Ricardo Anton, director of the National Traffic Agency (NTA), said the cameras’ aim was to detect the concentration of traffic in a sector in order to facilitate the movement.
In the coming days a software that allows cameras to control violations committed by drivers and pedestrians on roads will be installed.
The cameras are attached to lights, which rely on a controller (device to program the traffic lights) that will be connected to the central traffic lights that operate in the CTE, where there will be displays, computers and all equipment necessary to program.
The images and data captured by the cameras will immediately travel via fiber optic cable to the computera in the central, said Jaime Velasquez, executive director of the CTE.

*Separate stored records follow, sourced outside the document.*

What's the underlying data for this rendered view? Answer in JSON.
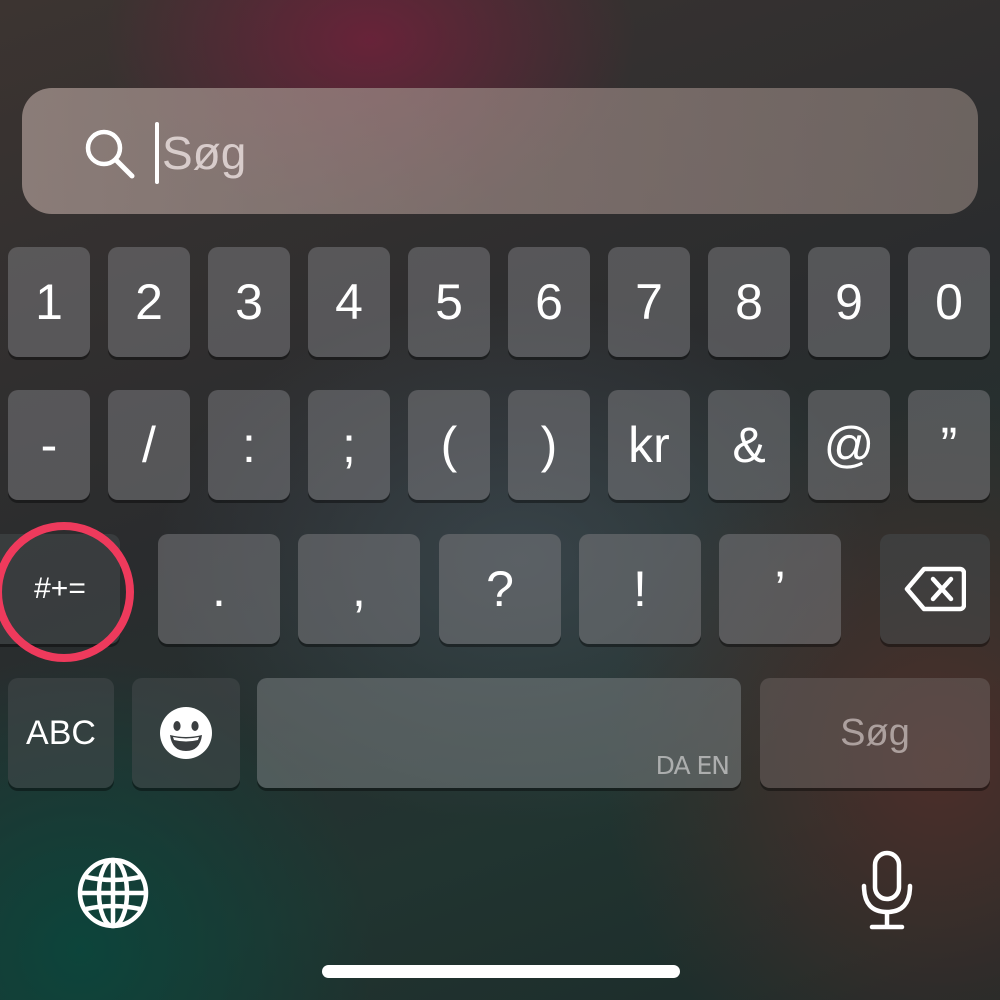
{
  "search": {
    "placeholder": "Søg",
    "icon": "search-icon"
  },
  "keyboard": {
    "number_row": [
      "1",
      "2",
      "3",
      "4",
      "5",
      "6",
      "7",
      "8",
      "9",
      "0"
    ],
    "symbol_row": [
      "-",
      "/",
      ":",
      ";",
      "(",
      ")",
      "kr",
      "&",
      "@",
      "”"
    ],
    "punct_row": [
      ".",
      ",",
      "?",
      "!",
      "’"
    ],
    "more_symbols_label": "#+=",
    "backspace_icon": "backspace-icon",
    "abc_label": "ABC",
    "emoji_icon": "emoji-icon",
    "space_languages": "DA EN",
    "return_label": "Søg",
    "globe_icon": "globe-icon",
    "mic_icon": "microphone-icon"
  },
  "colors": {
    "highlight_ring": "#ee3a5c",
    "key_text": "#ffffff"
  }
}
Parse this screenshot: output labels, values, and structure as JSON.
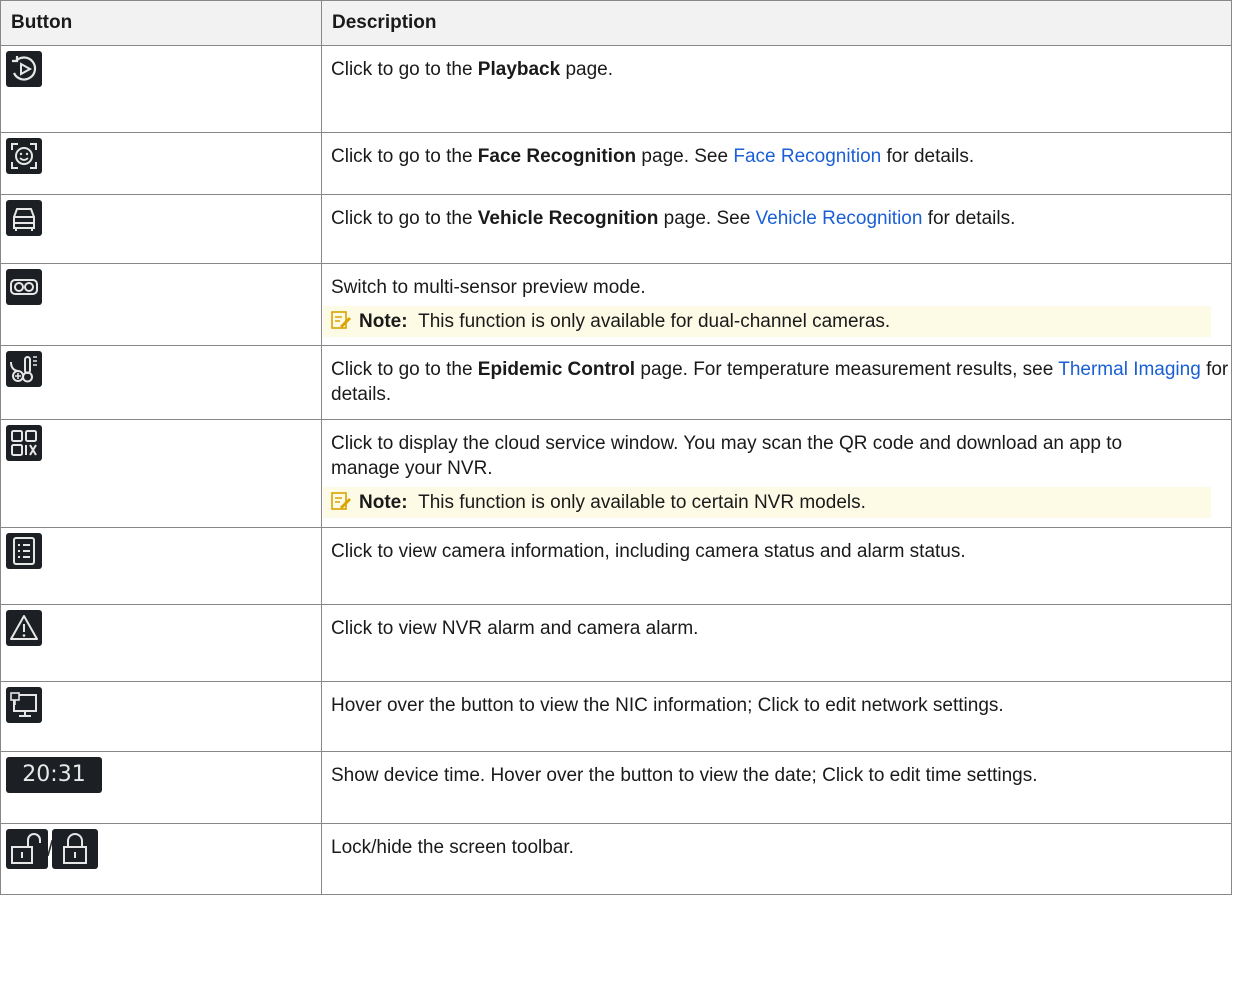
{
  "table": {
    "header_button": "Button",
    "header_description": "Description",
    "rows": [
      {
        "icon": "playback-icon",
        "desc_pre": "Click to go to the ",
        "desc_bold": "Playback",
        "desc_post": " page."
      },
      {
        "icon": "face-recognition-icon",
        "desc_pre": "Click to go to the ",
        "desc_bold": "Face Recognition",
        "desc_mid": " page. See ",
        "link": "Face Recognition",
        "desc_post": " for details."
      },
      {
        "icon": "vehicle-recognition-icon",
        "desc_pre": "Click to go to the ",
        "desc_bold": "Vehicle Recognition",
        "desc_mid": " page. See ",
        "link": "Vehicle Recognition",
        "desc_post": " for details."
      },
      {
        "icon": "multi-sensor-icon",
        "desc": "Switch to multi-sensor preview mode.",
        "note_label": "Note:",
        "note_text": "This function is only available for dual-channel cameras."
      },
      {
        "icon": "epidemic-control-icon",
        "desc_pre": "Click to go to the ",
        "desc_bold": "Epidemic Control",
        "desc_mid": " page. For temperature measurement results, see ",
        "link": "Thermal Imaging",
        "desc_post": " for details."
      },
      {
        "icon": "qr-code-icon",
        "desc": "Click to display the cloud service window. You may scan the QR code and download an app to manage your NVR.",
        "note_label": "Note:",
        "note_text": "This function is only available to certain NVR models."
      },
      {
        "icon": "camera-list-icon",
        "desc": "Click to view camera information, including camera status and alarm status."
      },
      {
        "icon": "alarm-warning-icon",
        "desc": "Click to view NVR alarm and camera alarm."
      },
      {
        "icon": "network-icon",
        "desc": "Hover over the button to view the NIC information; Click to edit network settings."
      },
      {
        "icon": "time-display",
        "time": "20:31",
        "desc": "Show device time. Hover over the button to view the date; Click to edit time settings."
      },
      {
        "icon": "lock-icons",
        "separator": "/",
        "desc": "Lock/hide the screen toolbar."
      }
    ]
  }
}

Although the software is not designed to detect violations, Velasquez did not rule out the possibility of them doing that as well. Cameras are expected to become active between June and August.